One of my favorite poets is Wilfred Owen, a World War I poet (some of the best poetry of the early 20th century came from the poets who fought in and wrote about World War I) who died at the age of 25 on the battlefield in France, a mere seven days before World War I ended on November 11, 1918.
His poem, Dulce et Decorum Est (borrowed from the writing of the Roman poet Horace and meaning “it is sweet and honorable”), contains his conclusion about the reality of war with his truthful and poignant assessment of the veracity of his addition to Horace’s original thought:
“Bent double, like old beggars under sacks,
Knock-kneed, coughing like hags, we cursed through sludge,
Till on the haunting flares we turned our backs
And towards our distant rest began to trudge.
Men marched asleep.

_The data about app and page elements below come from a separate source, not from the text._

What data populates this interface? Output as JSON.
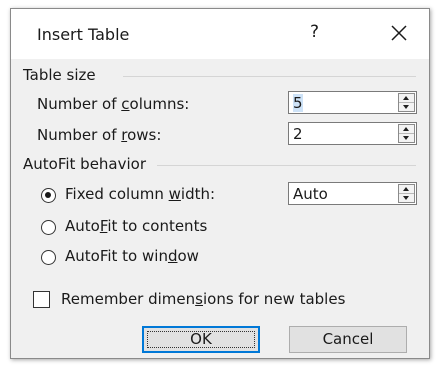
{
  "dialog": {
    "title": "Insert Table",
    "help_label": "?",
    "close_icon": "close-icon"
  },
  "table_size": {
    "group_label": "Table size",
    "columns": {
      "label_pre": "Number of ",
      "label_ul": "c",
      "label_post": "olumns:",
      "value": "5"
    },
    "rows": {
      "label_pre": "Number of ",
      "label_ul": "r",
      "label_post": "ows:",
      "value": "2"
    }
  },
  "autofit": {
    "group_label": "AutoFit behavior",
    "fixed": {
      "label_pre": "Fixed column ",
      "label_ul": "w",
      "label_post": "idth:",
      "selected": true,
      "value": "Auto"
    },
    "contents": {
      "label_pre": "Auto",
      "label_ul": "F",
      "label_post": "it to contents",
      "selected": false
    },
    "window": {
      "label_pre": "AutoFit to win",
      "label_ul": "d",
      "label_post": "ow",
      "selected": false
    }
  },
  "remember": {
    "label_pre": "Remember dimen",
    "label_ul": "s",
    "label_post": "ions for new tables",
    "checked": false
  },
  "buttons": {
    "ok": "OK",
    "cancel": "Cancel"
  },
  "colors": {
    "dialog_bg": "#f0f0f0",
    "title_bg": "#ffffff",
    "default_button_border": "#0078d7"
  }
}
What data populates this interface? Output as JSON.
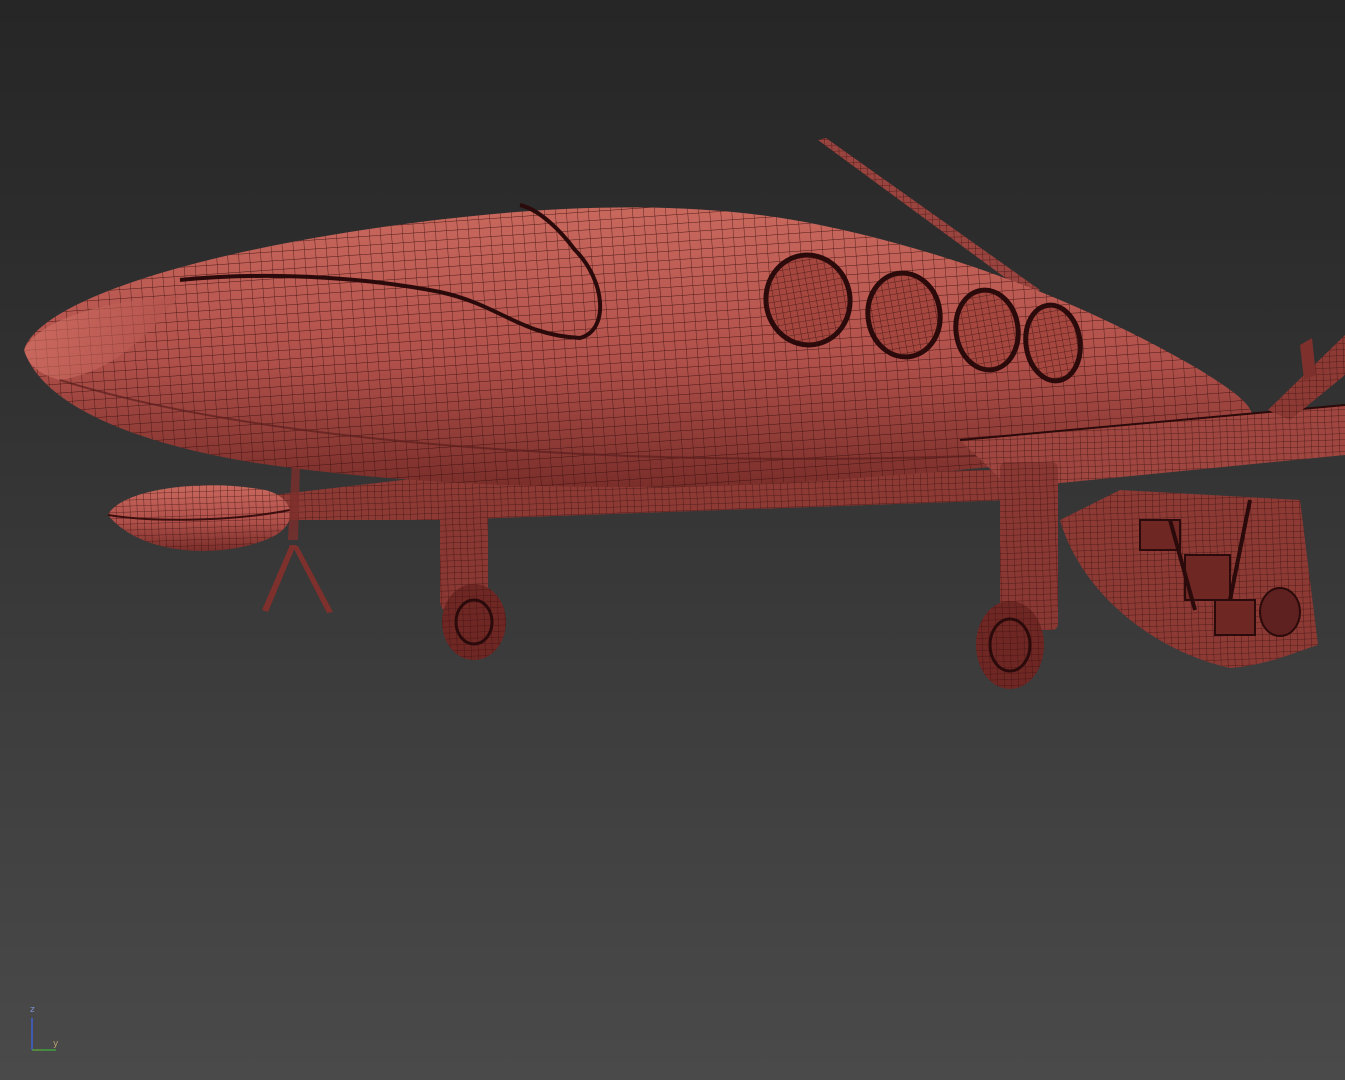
{
  "viewport": {
    "background_top": "#262626",
    "background_bottom": "#4a4a4a",
    "model": {
      "name": "electric-aircraft-wireframe",
      "shading": "edged-faces",
      "surface_color": "#b0504a",
      "surface_light_color": "#c9685d",
      "edge_color": "#3a0f0e"
    },
    "axis_gizmo": {
      "z_label": "z",
      "y_label": "y",
      "z_color": "#4060d0",
      "x_color": "#c03030",
      "y_color": "#40a040"
    }
  }
}
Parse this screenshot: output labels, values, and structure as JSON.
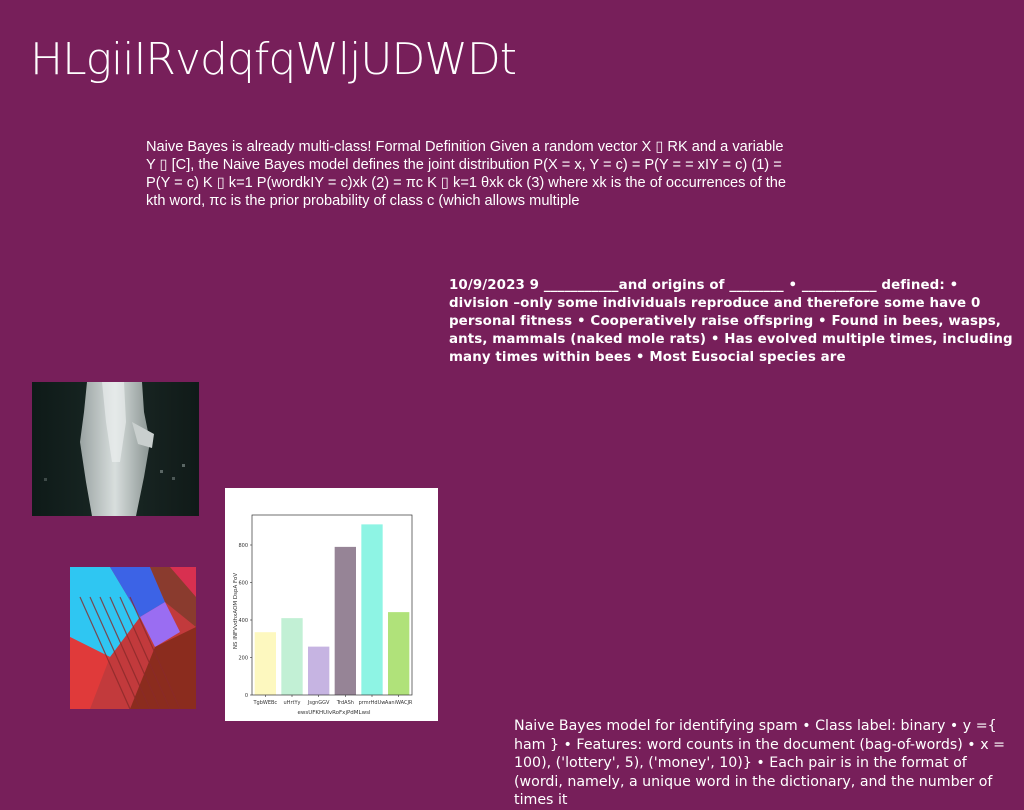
{
  "title": "HLgiiIRvdqfqWljUDWDt",
  "paragraph_1": "Naive Bayes is already multi-class! Formal Definition Given a random vector X ▯ RK and a variable Y ▯ [C], the Naive Bayes model defines the joint distribution P(X = x, Y = c) = P(Y = = xIY = c) (1) = P(Y = c) K ▯ k=1 P(wordkIY = c)xk (2) = πc K ▯ k=1 θxk ck (3) where xk is the of occurrences of the kth word, πc is the prior probability of class c (which allows multiple",
  "paragraph_2": "10/9/2023 9 ___________and origins of ________ • ___________ defined: • division –only some individuals reproduce and therefore some have 0 personal fitness • Cooperatively raise offspring • Found in bees, wasps, ants, mammals (naked mole rats) • Has evolved multiple times, including many times within bees • Most Eusocial species are",
  "paragraph_3": "Naive Bayes model for identifying spam • Class label: binary • y ={ ham } • Features: word counts in the document (bag-of-words) • x = 100), ('lottery', 5), ('money', 10)} • Each pair is in the format of (wordi, namely, a unique word in the dictionary, and the number of times it",
  "chart_data": {
    "type": "bar",
    "categories": [
      "TgbWEBc",
      "uHrtYy",
      "JsgnGGV",
      "TrdASh",
      "prmrHdUw",
      "AaniWACJR"
    ],
    "values": [
      335,
      410,
      258,
      790,
      910,
      442
    ],
    "colors": [
      "#fdf8bf",
      "#c2f0d5",
      "#c6b4e2",
      "#968496",
      "#8ef4e4",
      "#b0e27a"
    ],
    "xlabel": "ewsUFKHUIvRoFxjPdMLwsl",
    "ylabel": "NS INFVvdhxAOM DspA FoV",
    "yticks": [
      0,
      200,
      400,
      600,
      800
    ],
    "ylim": [
      0,
      960
    ]
  }
}
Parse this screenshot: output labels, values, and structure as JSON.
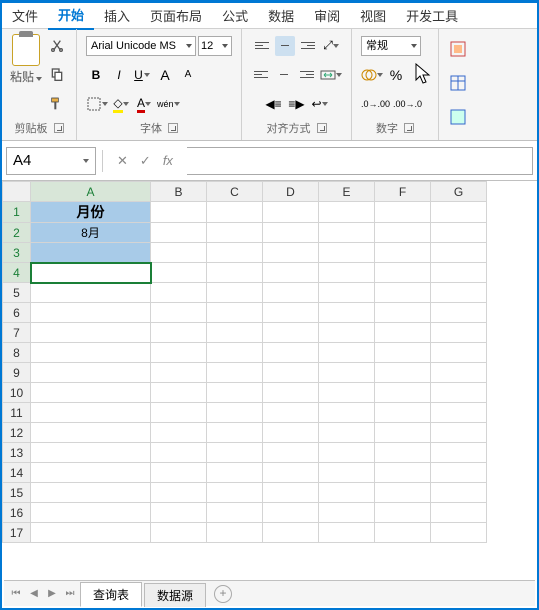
{
  "menu": {
    "items": [
      "文件",
      "开始",
      "插入",
      "页面布局",
      "公式",
      "数据",
      "审阅",
      "视图",
      "开发工具"
    ],
    "active_index": 1
  },
  "ribbon": {
    "clipboard": {
      "paste": "粘贴",
      "label": "剪贴板"
    },
    "font": {
      "name": "Arial Unicode MS",
      "size": "12",
      "bold": "B",
      "italic": "I",
      "underline": "U",
      "grow": "A",
      "shrink": "A",
      "wen": "wén",
      "label": "字体"
    },
    "align": {
      "label": "对齐方式"
    },
    "number": {
      "format": "常规",
      "label": "数字"
    }
  },
  "namebox": "A4",
  "fx": {
    "cancel": "✕",
    "confirm": "✓",
    "fx": "fx"
  },
  "columns": [
    "A",
    "B",
    "C",
    "D",
    "E",
    "F",
    "G"
  ],
  "rows": [
    1,
    2,
    3,
    4,
    5,
    6,
    7,
    8,
    9,
    10,
    11,
    12,
    13,
    14,
    15,
    16,
    17
  ],
  "cells": {
    "A1": "月份",
    "A2": "8月"
  },
  "sheets": {
    "tabs": [
      "查询表",
      "数据源"
    ],
    "active_index": 0,
    "add": "+"
  },
  "chart_data": {
    "type": "table",
    "columns": [
      "月份"
    ],
    "rows": [
      [
        "8月"
      ]
    ]
  }
}
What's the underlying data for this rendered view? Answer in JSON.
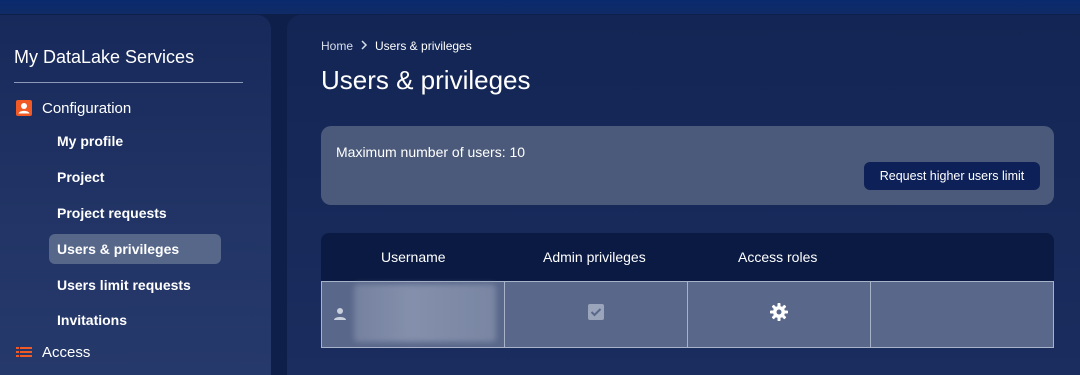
{
  "sidebar": {
    "title": "My DataLake Services",
    "sections": [
      {
        "label": "Configuration",
        "icon": "profile-card-icon",
        "color": "#f15a24"
      },
      {
        "label": "Access",
        "icon": "list-icon",
        "color": "#f15a24"
      }
    ],
    "items": [
      {
        "label": "My profile"
      },
      {
        "label": "Project"
      },
      {
        "label": "Project requests"
      },
      {
        "label": "Users & privileges",
        "active": true
      },
      {
        "label": "Users limit requests"
      },
      {
        "label": "Invitations"
      }
    ]
  },
  "breadcrumb": {
    "home": "Home",
    "current": "Users & privileges"
  },
  "page": {
    "title": "Users & privileges"
  },
  "limit": {
    "text": "Maximum number of users: 10",
    "button_label": "Request higher users limit"
  },
  "table": {
    "headers": [
      "Username",
      "Admin privileges",
      "Access roles"
    ],
    "rows": [
      {
        "username": "",
        "admin": true,
        "roles_icon": "gear-icon"
      }
    ]
  },
  "colors": {
    "accent": "#f15a24",
    "active_item": "#56678a",
    "button": "#0d2158"
  }
}
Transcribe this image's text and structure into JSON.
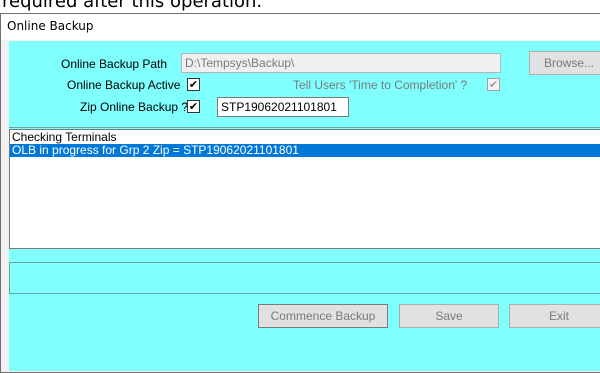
{
  "top_fragment": "required after this operation.",
  "window": {
    "title": "Online Backup"
  },
  "path": {
    "label": "Online Backup Path",
    "value": "D:\\Tempsys\\Backup\\",
    "browse_label": "Browse..."
  },
  "active": {
    "label": "Online Backup Active",
    "checked": "✔"
  },
  "tell_users": {
    "label": "Tell Users 'Time to Completion' ?",
    "checked": "✔"
  },
  "zip": {
    "label": "Zip Online Backup ?",
    "checked": "✔",
    "filename": "STP19062021101801"
  },
  "log": {
    "lines": [
      "Checking Terminals",
      "OLB in progress for Grp 2 Zip = STP19062021101801"
    ],
    "selected_index": 1
  },
  "buttons": {
    "commence": "Commence Backup",
    "save": "Save",
    "exit": "Exit"
  },
  "colors": {
    "client_bg": "#80ffff",
    "selection": "#0078d7"
  }
}
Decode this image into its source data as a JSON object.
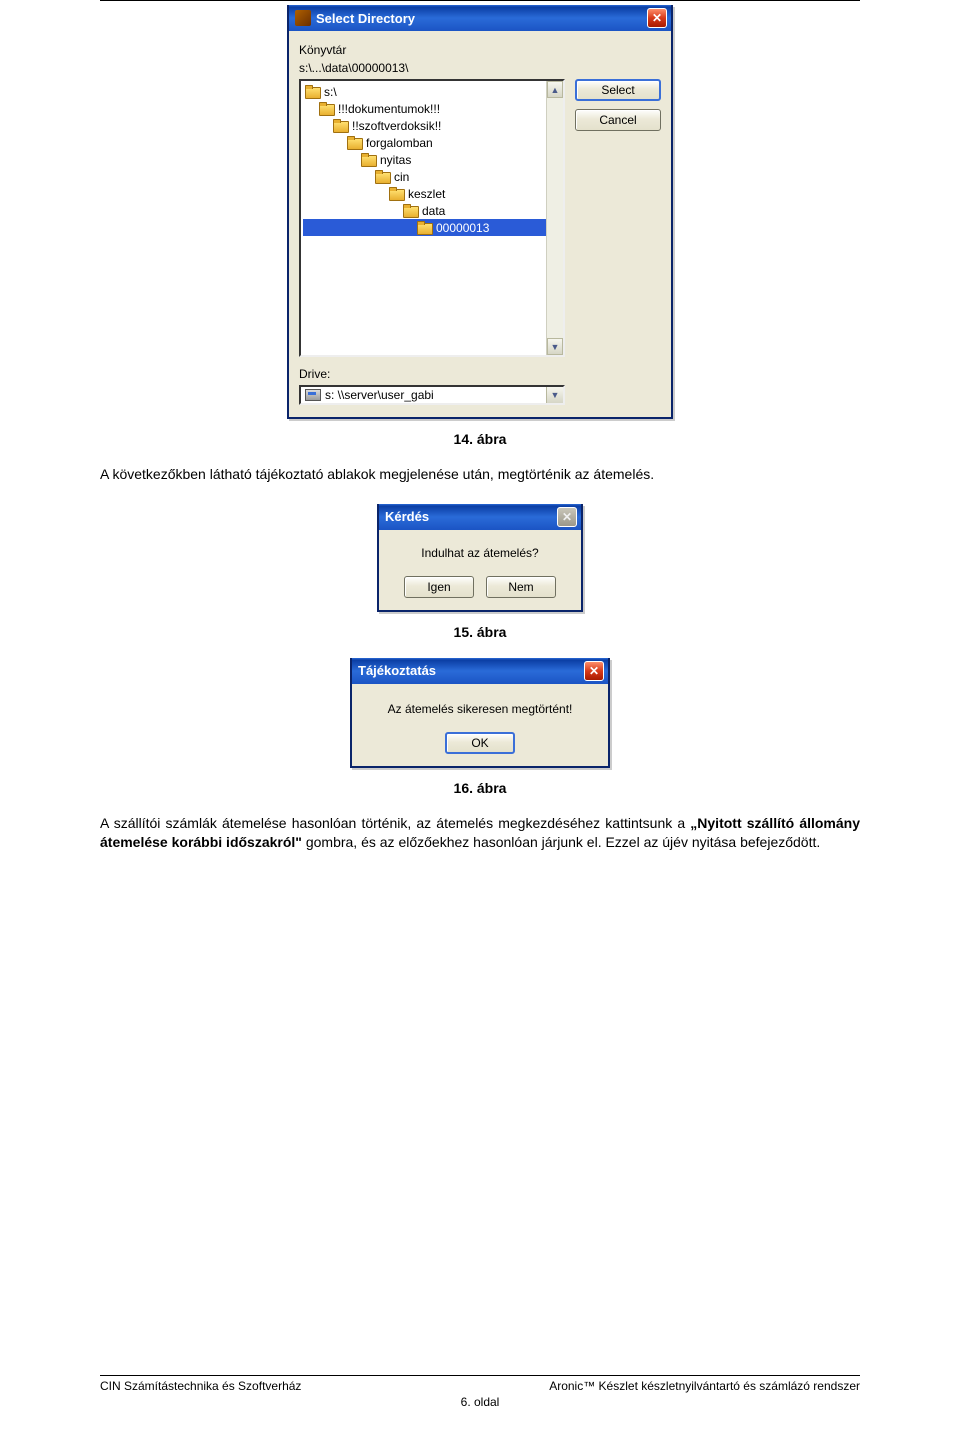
{
  "dialog_select": {
    "title": "Select Directory",
    "label_dir": "Könyvtár",
    "path": "s:\\...\\data\\00000013\\",
    "tree": [
      {
        "label": "s:\\",
        "indent": 0
      },
      {
        "label": "!!!dokumentumok!!!",
        "indent": 1
      },
      {
        "label": "!!szoftverdoksik!!",
        "indent": 2
      },
      {
        "label": "forgalomban",
        "indent": 3
      },
      {
        "label": "nyitas",
        "indent": 4
      },
      {
        "label": "cin",
        "indent": 5
      },
      {
        "label": "keszlet",
        "indent": 6
      },
      {
        "label": "data",
        "indent": 7
      },
      {
        "label": "00000013",
        "indent": 8,
        "selected": true
      }
    ],
    "btn_select": "Select",
    "btn_cancel": "Cancel",
    "label_drive": "Drive:",
    "drive_value": "s: \\\\server\\user_gabi"
  },
  "caption1": "14. ábra",
  "para1": "A következőkben látható tájékoztató ablakok megjelenése után, megtörténik az átemelés.",
  "dialog_question": {
    "title": "Kérdés",
    "text": "Indulhat az átemelés?",
    "btn_yes": "Igen",
    "btn_no": "Nem"
  },
  "caption2": "15. ábra",
  "dialog_info": {
    "title": "Tájékoztatás",
    "text": "Az átemelés sikeresen megtörtént!",
    "btn_ok": "OK"
  },
  "caption3": "16. ábra",
  "para2_pre": "A szállítói számlák átemelése hasonlóan történik, az átemelés megkezdéséhez kattintsunk a ",
  "para2_bold": "„Nyitott szállító állomány átemelése korábbi időszakról\"",
  "para2_post": " gombra, és az előzőekhez hasonlóan járjunk el. Ezzel az újév nyitása befejeződött.",
  "footer": {
    "left": "CIN Számítástechnika és Szoftverház",
    "right": "Aronic™ Készlet készletnyilvántartó és számlázó rendszer",
    "page": "6. oldal"
  }
}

Many had lost their boots
But limped on, blood-shod. All went lame; all blind;
Drunk with fatigue; deaf even to the hoots
Of tired, outstripped Five-Nines that dropped behind.
Gas! Gas! Quick, boys!—An ecstasy of fumbling,
Fitting the clumsy helmets just in time;
But someone still was yelling out and stumbling
And flound’ring like a man in fire or lime…
Dim, through the misty panes and thick green light,
As under a green sea, I saw him drowning.
In all my dreams, before my helpless sight,
He plunges at me, guttering, choking, drowning.
If in some smothering dreams you too could pace
Behind the wagon that we flung him in,
And watch the white eyes writhing in his face,
His hanging face, like a devil’s sick of sin;
If you could hear, at every jolt, the blood
Come gargling from the froth-corrupted lungs,
Obscene as cancer, bitter as the cud
Of vile, incurable sores on innocent tongues,—
My friend, you would not tell with such high zest
To children ardent for some desperate glory,
The old Lie: Dulce et decorum est
Pro patria mori.”
Owen’s realization, as he is experiencing war and death (this poem describes a mustard gas attack) first hand, is that Dulce et decorum est Pro patria mori – meaning “it is sweet and honorable to die for one’s country” – is a lie.
This is worthy of our consideration as well, given all the elevated risks, including neurological damage and the development of dementia associated with the business of war that is carried out by military service members around the world.